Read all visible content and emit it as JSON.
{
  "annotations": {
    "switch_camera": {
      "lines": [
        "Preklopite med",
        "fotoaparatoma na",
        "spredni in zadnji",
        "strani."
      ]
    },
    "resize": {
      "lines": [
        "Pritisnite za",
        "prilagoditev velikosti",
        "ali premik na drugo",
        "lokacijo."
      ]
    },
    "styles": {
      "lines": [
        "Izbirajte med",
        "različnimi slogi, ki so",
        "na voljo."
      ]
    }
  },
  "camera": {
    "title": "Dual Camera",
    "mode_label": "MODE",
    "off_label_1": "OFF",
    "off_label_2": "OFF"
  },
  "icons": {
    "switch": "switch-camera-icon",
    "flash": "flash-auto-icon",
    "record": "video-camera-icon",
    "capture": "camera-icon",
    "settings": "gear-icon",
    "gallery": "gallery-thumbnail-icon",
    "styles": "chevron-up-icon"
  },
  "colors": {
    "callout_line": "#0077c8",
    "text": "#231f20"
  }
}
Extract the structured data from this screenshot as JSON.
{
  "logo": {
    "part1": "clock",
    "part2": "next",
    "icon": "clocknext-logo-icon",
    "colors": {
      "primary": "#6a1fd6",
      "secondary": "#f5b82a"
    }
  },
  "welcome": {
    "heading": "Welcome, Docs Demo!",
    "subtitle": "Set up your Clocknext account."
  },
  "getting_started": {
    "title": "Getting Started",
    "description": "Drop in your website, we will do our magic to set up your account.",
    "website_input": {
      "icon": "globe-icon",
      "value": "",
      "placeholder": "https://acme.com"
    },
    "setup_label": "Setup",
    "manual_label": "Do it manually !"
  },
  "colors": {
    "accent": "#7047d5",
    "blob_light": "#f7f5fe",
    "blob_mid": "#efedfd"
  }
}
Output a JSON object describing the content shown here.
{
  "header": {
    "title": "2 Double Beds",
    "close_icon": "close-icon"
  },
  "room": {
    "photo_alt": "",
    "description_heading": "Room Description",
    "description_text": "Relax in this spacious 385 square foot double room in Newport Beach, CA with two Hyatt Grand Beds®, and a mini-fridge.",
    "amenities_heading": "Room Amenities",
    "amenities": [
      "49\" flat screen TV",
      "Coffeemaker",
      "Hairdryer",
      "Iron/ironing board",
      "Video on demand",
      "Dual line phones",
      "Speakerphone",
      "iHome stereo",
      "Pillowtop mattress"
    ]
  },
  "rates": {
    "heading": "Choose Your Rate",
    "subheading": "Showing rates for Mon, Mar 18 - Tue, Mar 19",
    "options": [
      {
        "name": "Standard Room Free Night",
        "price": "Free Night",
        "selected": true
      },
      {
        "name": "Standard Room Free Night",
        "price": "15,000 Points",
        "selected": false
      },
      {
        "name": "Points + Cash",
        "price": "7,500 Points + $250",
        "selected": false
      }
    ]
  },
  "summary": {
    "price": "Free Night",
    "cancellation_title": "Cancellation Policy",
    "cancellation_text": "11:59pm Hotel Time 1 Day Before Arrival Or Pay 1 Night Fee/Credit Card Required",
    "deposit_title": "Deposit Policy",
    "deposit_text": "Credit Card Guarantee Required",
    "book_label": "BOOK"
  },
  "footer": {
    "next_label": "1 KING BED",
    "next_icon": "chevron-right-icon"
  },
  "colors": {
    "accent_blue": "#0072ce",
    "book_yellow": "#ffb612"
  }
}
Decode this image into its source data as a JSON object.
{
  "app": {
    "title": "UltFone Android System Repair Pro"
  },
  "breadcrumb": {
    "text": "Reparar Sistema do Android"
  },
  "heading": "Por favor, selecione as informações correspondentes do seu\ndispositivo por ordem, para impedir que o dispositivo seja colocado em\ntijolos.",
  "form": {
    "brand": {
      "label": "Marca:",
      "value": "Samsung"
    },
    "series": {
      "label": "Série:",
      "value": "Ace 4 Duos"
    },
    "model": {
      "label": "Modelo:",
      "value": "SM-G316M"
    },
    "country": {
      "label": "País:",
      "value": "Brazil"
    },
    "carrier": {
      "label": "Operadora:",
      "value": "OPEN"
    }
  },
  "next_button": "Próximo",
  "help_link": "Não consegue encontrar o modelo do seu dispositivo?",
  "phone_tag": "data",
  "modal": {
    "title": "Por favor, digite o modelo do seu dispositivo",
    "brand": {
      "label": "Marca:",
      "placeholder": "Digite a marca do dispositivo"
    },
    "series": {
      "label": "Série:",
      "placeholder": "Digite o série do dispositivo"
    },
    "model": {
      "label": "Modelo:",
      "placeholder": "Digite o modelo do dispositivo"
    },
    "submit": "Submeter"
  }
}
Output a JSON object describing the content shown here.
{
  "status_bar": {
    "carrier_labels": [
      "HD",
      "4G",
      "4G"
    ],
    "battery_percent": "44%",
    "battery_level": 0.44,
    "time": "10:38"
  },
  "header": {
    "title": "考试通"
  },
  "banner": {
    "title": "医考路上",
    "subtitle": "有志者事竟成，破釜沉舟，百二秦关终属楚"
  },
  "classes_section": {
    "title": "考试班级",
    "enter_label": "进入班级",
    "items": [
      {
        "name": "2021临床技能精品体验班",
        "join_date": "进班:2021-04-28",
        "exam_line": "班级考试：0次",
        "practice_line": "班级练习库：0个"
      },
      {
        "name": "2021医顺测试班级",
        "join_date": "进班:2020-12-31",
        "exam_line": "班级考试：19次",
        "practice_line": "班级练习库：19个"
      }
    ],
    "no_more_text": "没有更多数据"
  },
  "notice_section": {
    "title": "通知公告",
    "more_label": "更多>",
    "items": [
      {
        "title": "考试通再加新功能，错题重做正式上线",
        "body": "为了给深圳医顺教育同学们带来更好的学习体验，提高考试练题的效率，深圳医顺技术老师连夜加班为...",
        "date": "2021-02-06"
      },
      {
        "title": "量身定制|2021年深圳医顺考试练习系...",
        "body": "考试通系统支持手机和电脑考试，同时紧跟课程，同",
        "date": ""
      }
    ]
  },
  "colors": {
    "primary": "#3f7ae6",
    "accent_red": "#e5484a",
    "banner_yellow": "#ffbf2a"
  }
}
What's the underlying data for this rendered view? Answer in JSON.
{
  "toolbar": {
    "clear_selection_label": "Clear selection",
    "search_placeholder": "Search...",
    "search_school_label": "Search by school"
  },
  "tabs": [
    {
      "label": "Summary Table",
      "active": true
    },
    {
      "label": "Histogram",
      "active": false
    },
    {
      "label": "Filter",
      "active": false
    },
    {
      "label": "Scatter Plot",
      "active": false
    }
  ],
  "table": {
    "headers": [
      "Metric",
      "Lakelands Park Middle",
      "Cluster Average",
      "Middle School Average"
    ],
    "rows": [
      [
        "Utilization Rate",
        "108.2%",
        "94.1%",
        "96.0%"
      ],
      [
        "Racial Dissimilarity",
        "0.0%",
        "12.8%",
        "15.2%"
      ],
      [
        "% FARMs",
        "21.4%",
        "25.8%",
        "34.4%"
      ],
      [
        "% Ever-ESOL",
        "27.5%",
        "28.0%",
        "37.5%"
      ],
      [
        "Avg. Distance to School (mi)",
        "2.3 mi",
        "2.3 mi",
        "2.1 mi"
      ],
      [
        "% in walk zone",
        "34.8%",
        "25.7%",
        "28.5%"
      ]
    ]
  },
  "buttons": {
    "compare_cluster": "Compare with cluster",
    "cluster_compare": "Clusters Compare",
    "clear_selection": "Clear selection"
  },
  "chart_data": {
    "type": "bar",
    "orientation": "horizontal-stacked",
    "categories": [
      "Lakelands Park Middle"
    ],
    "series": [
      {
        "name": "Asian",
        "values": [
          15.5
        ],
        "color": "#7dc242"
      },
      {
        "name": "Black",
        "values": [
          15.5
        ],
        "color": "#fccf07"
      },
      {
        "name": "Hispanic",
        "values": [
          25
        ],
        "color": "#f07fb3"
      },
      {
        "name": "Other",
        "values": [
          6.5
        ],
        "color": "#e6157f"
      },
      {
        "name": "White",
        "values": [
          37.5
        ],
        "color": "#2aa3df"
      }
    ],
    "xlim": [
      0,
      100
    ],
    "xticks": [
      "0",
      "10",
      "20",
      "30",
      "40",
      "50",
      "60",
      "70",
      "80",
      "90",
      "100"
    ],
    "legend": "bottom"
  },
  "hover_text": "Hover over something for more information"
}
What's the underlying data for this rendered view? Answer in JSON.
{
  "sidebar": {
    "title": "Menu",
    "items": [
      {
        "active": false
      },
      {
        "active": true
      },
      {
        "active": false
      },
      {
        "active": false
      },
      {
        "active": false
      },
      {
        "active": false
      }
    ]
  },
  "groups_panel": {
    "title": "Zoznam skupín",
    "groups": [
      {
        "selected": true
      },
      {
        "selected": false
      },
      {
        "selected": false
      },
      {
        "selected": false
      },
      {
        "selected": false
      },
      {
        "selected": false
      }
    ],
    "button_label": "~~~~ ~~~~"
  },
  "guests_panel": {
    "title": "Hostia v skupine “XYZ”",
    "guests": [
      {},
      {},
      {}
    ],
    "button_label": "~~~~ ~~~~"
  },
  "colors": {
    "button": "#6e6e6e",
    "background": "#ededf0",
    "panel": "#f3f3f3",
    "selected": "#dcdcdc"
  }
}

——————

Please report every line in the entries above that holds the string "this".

Extract the structured data from this screenshot as JSON.
    "description_text": "Relax in this spacious 385 square foot double room in Newport Beach, CA with two Hyatt Grand Beds®, and a mini-fridge.",
Decode this image into its source data as a JSON object.
What's the underlying data for this rendered view? Answer in JSON.
What's the underlying data for this rendered view? Answer in JSON.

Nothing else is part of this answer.